Dataset rows describing interfaces:
----------------

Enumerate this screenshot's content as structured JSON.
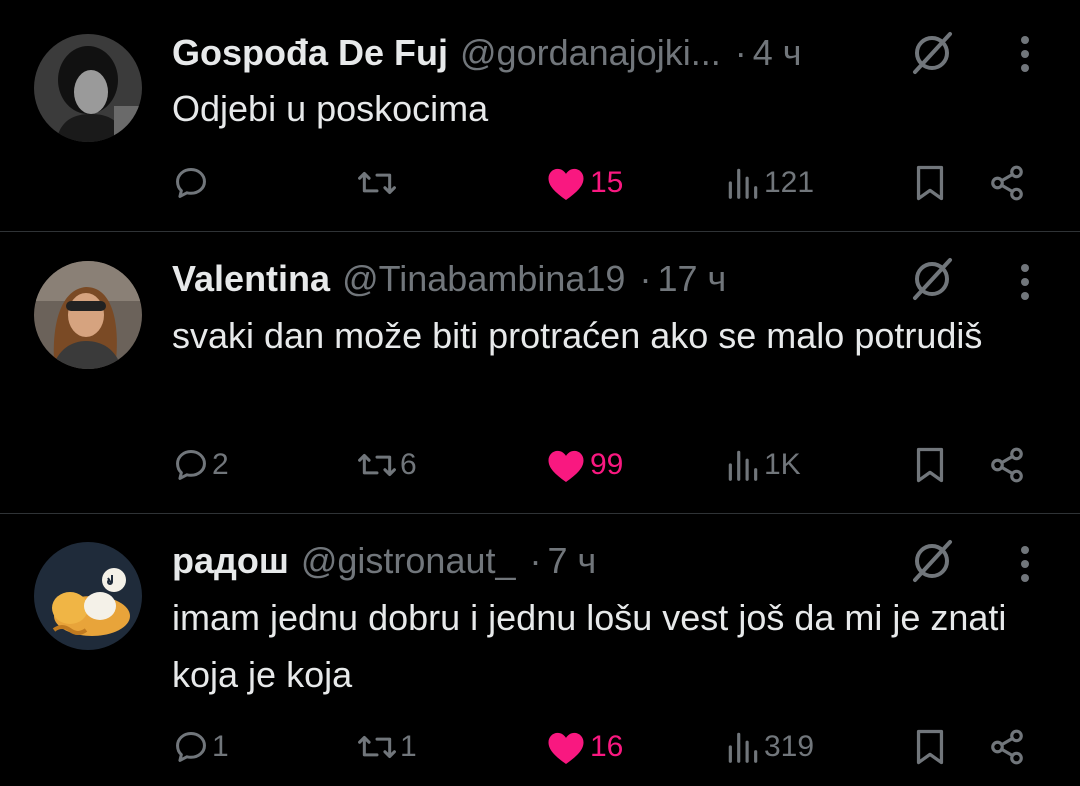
{
  "tweets": [
    {
      "name": "Gospođa De Fuj",
      "handle": "@gordanajojki...",
      "dot": "·",
      "time": "4 ч",
      "text": "Odjebi u poskocima",
      "replies": "",
      "reposts": "",
      "likes": "15",
      "views": "121",
      "liked": true
    },
    {
      "name": "Valentina",
      "handle": "@Tinabambina19",
      "dot": "·",
      "time": "17 ч",
      "text": "svaki dan može biti protraćen ako se malo potrudiš",
      "replies": "2",
      "reposts": "6",
      "likes": "99",
      "views": "1K",
      "liked": true
    },
    {
      "name": "радош",
      "handle": "@gistronaut_",
      "dot": "·",
      "time": "7 ч",
      "text": "imam jednu dobru i jednu lošu vest još da mi je znati koja je koja",
      "replies": "1",
      "reposts": "1",
      "likes": "16",
      "views": "319",
      "liked": true
    }
  ],
  "icons": {
    "reply": "reply-icon",
    "repost": "repost-icon",
    "like": "heart-icon",
    "views": "views-icon",
    "bookmark": "bookmark-icon",
    "share": "share-icon",
    "grok": "grok-icon",
    "more": "more-icon"
  },
  "colors": {
    "background": "#000000",
    "text": "#e7e9ea",
    "muted": "#71767b",
    "like": "#f91880",
    "divider": "#2f3336"
  }
}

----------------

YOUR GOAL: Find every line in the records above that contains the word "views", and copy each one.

FINISHED TASK:
      "views": "121",
      "views": "1K",
      "views": "319",
    "views": "views-icon",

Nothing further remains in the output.